**Data to process:**
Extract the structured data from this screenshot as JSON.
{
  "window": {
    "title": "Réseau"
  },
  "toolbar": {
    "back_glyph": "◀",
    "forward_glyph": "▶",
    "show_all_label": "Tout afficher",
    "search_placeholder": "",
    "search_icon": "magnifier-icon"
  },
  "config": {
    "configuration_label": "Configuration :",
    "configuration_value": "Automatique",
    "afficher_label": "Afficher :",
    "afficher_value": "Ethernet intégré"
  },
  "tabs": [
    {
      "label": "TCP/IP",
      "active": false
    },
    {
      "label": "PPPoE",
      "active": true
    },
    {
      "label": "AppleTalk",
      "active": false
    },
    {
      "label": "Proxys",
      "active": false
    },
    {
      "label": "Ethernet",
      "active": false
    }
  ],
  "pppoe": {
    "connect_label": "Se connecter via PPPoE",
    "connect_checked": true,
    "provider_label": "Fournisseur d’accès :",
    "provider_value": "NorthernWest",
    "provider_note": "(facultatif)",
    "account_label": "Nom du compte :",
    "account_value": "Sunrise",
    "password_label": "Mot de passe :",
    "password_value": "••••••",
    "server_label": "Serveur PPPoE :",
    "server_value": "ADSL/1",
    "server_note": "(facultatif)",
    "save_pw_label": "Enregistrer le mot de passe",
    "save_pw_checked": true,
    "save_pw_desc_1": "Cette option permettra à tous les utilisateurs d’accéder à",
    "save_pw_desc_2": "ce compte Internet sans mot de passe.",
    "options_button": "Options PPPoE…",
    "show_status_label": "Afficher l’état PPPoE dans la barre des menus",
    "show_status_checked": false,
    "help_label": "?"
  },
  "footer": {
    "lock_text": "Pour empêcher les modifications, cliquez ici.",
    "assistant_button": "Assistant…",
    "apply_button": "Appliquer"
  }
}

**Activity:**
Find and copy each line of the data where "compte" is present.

**Exercise answer:**
    "account_label": "Nom du compte :",
    "save_pw_desc_2": "ce compte Internet sans mot de passe.",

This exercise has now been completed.